U.S. District Judge John Roll has died as a result of the shooting. Roll had served as the chief judge for the U.S. District for Arizona since 2006. In 2009, he received death threats while presiding over a case in which illegal immigrants were suing an Arizona rancher. At the time of his death, Roll was presiding over a federal court challenge to ban ethnic studies in a school district in Tuscon. [NYDN]

New York politicians have offered condolences to the Giffords family. Giffords, a Democrat, frequently visits New York for fund-raisers. Senator Kirsten Gillibrand had dinner with Giffords last week. "It is an honor to be able to call her a close, personal friend. My thoughts and prayers are with all of the victims and their families," Gillibrand said. [NYP]

Arizona's senior senator, Republican John McCain, currently traveling in South America, said he was "horrified" by the violence in his home state. "Whoever did this, whatever their reason, they are a disgrace to Arizona, this country and the human race," said the former presidential candidate. "I pray for Gabby and the other victims, and for the repose of the souls of the dead and comfort for their families." [NYP]

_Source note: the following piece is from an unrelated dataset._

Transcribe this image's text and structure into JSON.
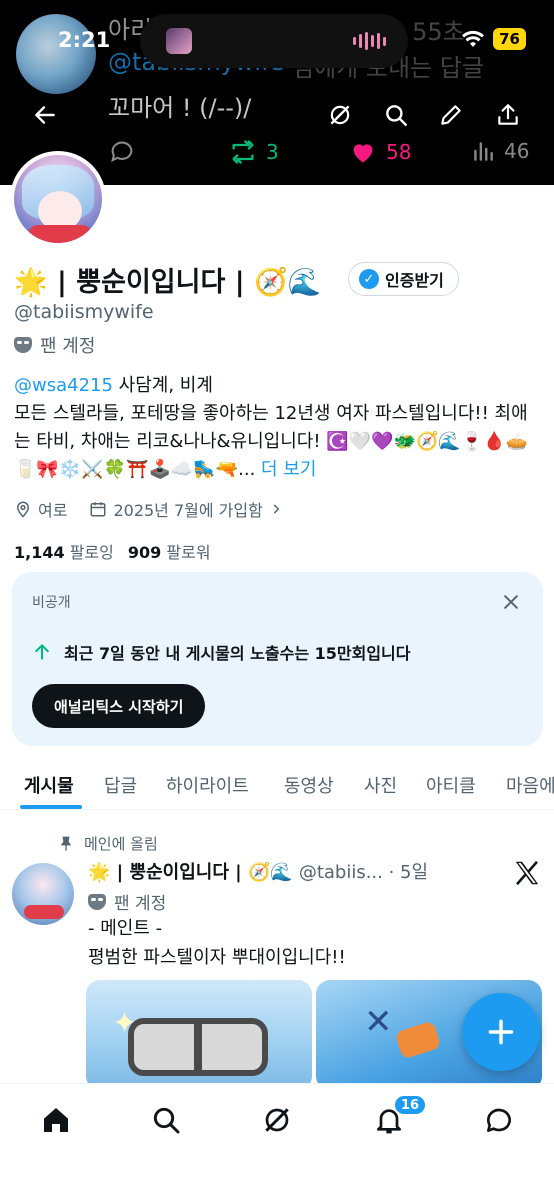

Giffords was placed on a map of Sarah Palin's "targets" after Obama's health-care reform passed. At the time, Giffords warned that violent rhetoric could have physical consequences. Now, lawmakers are calling for toning down of political rhetoric. "We live in a world of violent images and violent words, but those of us in public life and the journalists who cover us should be thoughtful in response to this and try to bring down the rhetoric, which I'm afraid has become pervasive in our discussion of political issues," Senator Dick Durbin said on State of the Union. Republican Senator Lamar Alexander said, "We ought to cool it, tone it down, treat each other with great respect, respect each other's ideas and even on difficult issues like immigration or taxes or health care law, do our best not to inflame passions." Giffords's husband, astronaut Mark Kelly, is "very angry about the level of angry rhetoric that he believes incites people." [CNN]

Jared Lee Loughner wrote on his YouTube page, "I define terrorist." He attended Pima County Community College and Northwest Aztec Middle College. He had enlisted for Army service but was rejected. [Yahoo, NYT]

Within seconds after the shooting began yesterday, a man who was grazed by a bullet grabbed the gunman, a middle-aged woman wrestled ammunition away from him, and a group of people held him down while another man grabbed the gun out of his hand. [CNN]